And the accountants are right. For most businesses, it would be a disaster if the employees could go back and change things after they have been finalized. Invoices sent to customers wouldn’t agree with invoices in the computer system. So “better” accounting software makes you issue a credit or debit memo (another transaction) to change the amount of the invoice. It’s been business practice for years, but…for the small business it’s somewhat annoying.
From their perspective, they lose a feature. But wait, didn’t they change software to get features they didn’t have. Yep. If you looked at the list of things they needed from software, this one wasn’t there. Because it was one of the 99…they only listed the “ones” they didn’t have.
It’s why Needs Analysis is critical to the selection of a business software product. It’s the place to start.
This isn’t another article about virus protection and anti-spyware. You know you should have those in place, and most careful businesses do.
I just have one question: Where is your backup from last night, and if your building burned, do you have a way to recover the data you use on a daily basis? If not, you might want to do some disaster planning.
Take it from me, standing outside your building and watching smoke pouring from the windows on the floor your office is on (happened to me in 1998), or the floor above (happened last year) makes you ask this question. But the stress induced by the answer is much less if you actually have a good answer to the question. In both cases, DGG was in good shape. Are you?
I entered the business world as a CPA, working for a local Memphis, TN CPA firm. I worked there for 5 years, starting out as a CPA on the general staff doing tax returns, audits, etc. I learned a lot about what I didn’t know–like how to run a 10-key adding machine. Then the firm started giving me work to do for clients that needed computer systems work.
Then five years later, I started Data Guidance Group. We were very clear about what we did: computer technology for business. We offered expertise related to selecting, implementing, and using computer systems in business. And we still do.
As I read this blog–my blog–I realize that some days I need to think a bit more about the average businessperson and how they use technology. For most businesses, technology is a cost center. Not that it should be that way…it just is.
I’ve spent the most of my career trying to help businesses see the applications of technology that would produce the best return on investment for them, and trying to help technologists focus on business, not on the technology.
In working on this blog, I’m well aware that the folk that I could potentially benefit the most (at the top of organizations) may be the last people who will read it. That’s a terrible thing, but it’s more about how I write for the blog than whether they read it. I take the general approach that if I write it, you will come. So give me some feedback…is this stuff useful? What would you like more of?
And so…expect more of a focus on business applications…we may have to slip in an occasional tech piece, but business will be the focus.

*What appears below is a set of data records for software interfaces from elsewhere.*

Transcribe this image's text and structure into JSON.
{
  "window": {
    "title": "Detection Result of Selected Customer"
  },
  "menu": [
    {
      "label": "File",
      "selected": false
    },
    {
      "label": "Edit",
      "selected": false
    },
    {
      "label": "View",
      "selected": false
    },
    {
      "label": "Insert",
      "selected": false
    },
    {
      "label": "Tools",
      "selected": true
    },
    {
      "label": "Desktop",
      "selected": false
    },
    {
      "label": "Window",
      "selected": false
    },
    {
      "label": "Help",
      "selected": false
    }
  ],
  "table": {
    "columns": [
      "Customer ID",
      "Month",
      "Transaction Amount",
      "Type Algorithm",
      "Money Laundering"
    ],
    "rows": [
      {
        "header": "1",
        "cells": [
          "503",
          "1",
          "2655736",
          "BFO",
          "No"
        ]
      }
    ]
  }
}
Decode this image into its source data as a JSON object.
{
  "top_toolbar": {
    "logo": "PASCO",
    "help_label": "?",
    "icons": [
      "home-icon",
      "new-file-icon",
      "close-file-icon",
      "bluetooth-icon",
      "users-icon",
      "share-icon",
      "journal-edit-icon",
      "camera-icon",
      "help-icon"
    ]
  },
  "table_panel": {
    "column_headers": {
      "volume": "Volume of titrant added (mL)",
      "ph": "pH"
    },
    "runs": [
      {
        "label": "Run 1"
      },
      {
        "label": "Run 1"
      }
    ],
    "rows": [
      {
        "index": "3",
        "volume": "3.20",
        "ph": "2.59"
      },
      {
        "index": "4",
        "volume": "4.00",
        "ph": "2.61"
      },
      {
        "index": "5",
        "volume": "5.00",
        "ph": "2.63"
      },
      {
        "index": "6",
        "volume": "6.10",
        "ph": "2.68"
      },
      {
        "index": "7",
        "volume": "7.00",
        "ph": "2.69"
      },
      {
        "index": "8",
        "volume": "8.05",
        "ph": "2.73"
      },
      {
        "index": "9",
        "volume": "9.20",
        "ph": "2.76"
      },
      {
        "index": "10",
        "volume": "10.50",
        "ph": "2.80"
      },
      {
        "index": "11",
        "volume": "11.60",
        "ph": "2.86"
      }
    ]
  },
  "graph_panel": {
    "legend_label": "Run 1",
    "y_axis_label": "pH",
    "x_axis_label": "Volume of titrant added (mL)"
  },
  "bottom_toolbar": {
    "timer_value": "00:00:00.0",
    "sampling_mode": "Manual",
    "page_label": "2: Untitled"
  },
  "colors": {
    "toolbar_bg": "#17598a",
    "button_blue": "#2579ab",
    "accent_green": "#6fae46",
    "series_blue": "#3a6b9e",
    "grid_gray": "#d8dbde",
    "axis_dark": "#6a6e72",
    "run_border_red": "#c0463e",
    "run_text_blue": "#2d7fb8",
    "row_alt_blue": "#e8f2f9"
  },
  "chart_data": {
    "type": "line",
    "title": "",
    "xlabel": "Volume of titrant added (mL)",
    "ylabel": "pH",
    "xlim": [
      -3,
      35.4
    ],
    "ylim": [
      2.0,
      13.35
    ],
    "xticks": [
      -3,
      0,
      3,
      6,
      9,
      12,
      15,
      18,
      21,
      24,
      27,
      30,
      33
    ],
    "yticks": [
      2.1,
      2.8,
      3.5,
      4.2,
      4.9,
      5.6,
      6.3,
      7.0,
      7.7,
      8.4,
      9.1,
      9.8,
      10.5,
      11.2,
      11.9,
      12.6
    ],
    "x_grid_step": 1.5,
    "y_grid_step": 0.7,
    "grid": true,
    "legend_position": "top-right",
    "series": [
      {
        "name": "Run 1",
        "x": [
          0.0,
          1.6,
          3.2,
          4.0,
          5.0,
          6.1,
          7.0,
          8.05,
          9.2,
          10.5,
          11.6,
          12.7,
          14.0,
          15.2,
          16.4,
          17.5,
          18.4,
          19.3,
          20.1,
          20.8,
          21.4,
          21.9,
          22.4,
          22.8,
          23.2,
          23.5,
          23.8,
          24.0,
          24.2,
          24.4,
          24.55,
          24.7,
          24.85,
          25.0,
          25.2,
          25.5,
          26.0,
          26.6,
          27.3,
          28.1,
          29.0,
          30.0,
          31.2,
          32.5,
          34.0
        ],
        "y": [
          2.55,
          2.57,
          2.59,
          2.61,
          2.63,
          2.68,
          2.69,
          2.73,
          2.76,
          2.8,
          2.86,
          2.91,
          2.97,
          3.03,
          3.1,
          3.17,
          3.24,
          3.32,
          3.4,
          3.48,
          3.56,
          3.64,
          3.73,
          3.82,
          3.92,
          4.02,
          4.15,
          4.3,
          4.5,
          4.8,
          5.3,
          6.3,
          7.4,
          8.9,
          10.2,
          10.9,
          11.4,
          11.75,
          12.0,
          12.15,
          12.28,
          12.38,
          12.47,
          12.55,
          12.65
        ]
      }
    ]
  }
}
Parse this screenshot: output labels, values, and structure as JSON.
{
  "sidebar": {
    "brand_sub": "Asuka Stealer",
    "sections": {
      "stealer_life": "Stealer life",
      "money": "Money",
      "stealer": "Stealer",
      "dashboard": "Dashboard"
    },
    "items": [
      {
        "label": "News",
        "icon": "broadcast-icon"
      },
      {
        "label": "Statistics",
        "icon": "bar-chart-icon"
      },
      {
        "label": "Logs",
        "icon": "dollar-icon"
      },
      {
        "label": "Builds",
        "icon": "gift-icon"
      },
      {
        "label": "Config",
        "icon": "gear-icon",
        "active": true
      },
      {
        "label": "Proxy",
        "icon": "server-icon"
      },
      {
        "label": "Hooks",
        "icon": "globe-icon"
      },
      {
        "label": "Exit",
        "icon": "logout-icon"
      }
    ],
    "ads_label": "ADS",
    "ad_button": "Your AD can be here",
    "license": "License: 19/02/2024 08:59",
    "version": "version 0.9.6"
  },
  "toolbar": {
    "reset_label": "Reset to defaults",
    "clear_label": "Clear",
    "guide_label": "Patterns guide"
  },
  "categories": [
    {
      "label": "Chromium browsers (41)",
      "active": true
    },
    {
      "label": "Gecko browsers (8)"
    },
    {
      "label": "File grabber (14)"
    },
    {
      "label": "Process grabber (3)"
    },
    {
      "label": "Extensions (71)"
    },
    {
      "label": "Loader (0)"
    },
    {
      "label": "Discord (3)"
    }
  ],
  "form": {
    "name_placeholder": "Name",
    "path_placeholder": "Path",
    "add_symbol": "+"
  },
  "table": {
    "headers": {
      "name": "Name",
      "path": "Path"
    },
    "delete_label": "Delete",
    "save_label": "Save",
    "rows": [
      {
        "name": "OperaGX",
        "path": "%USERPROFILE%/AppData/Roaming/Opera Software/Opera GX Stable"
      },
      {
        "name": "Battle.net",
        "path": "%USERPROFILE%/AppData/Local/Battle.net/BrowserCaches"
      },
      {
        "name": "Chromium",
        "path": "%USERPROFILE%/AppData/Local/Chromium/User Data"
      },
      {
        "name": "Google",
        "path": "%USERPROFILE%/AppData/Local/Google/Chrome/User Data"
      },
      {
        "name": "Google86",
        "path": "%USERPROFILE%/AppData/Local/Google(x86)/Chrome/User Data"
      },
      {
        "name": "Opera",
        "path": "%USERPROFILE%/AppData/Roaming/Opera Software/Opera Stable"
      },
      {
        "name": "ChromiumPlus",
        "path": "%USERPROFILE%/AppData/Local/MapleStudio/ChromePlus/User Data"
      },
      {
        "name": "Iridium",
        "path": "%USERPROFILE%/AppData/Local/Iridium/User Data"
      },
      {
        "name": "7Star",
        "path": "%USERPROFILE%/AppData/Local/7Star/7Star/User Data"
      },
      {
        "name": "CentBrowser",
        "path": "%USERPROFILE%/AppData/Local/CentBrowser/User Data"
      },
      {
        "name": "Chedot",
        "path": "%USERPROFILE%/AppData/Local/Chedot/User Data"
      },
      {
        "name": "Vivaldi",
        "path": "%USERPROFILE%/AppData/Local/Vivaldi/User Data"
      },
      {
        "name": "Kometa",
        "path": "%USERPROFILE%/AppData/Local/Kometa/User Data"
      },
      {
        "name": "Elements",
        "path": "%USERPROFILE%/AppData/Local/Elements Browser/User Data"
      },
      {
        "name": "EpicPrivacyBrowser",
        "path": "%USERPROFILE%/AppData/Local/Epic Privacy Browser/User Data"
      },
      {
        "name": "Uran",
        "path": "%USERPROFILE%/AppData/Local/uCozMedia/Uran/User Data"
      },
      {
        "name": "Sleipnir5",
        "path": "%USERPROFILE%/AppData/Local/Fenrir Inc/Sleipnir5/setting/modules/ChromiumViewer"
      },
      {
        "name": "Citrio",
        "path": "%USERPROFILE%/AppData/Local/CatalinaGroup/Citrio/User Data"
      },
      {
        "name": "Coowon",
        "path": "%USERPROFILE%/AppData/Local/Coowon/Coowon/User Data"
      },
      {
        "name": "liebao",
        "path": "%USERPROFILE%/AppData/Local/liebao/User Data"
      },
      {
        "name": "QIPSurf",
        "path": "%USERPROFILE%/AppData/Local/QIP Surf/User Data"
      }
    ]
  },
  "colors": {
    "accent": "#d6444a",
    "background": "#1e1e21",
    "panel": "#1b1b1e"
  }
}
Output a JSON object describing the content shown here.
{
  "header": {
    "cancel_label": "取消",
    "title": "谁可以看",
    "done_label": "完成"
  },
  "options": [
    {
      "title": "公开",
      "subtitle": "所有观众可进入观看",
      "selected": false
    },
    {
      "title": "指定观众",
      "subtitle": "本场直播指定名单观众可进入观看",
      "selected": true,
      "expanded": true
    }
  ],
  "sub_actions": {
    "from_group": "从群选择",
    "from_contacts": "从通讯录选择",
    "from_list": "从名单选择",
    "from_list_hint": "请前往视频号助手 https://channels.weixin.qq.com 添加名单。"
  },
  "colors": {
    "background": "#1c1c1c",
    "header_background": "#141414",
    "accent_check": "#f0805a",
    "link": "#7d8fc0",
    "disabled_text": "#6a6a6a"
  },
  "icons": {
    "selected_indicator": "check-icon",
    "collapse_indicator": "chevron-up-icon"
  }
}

Microsoft released it’s newest version (7) of the Internet Explorer (IE) browser yesterday. I’ve been working with the Vista Beta version since I installed Vista a couple of weeks ago. I really do like it. It’s more secure, which is good for most folk. It took me a couple of minutes futzing around with the security options to get the Microsoft MSN plug-in for Portfolio management to work. Also took a bit of work to get the GoToMyPc program to download, but overall it’s fine. Hopefully, it’ll keep the kids from destroying my machine with spyware.
Install with care, though. It may break something you’ve come to rely on. And of course, if you have questions, give us a ring.
IE 7: Finally, Something to Write Home About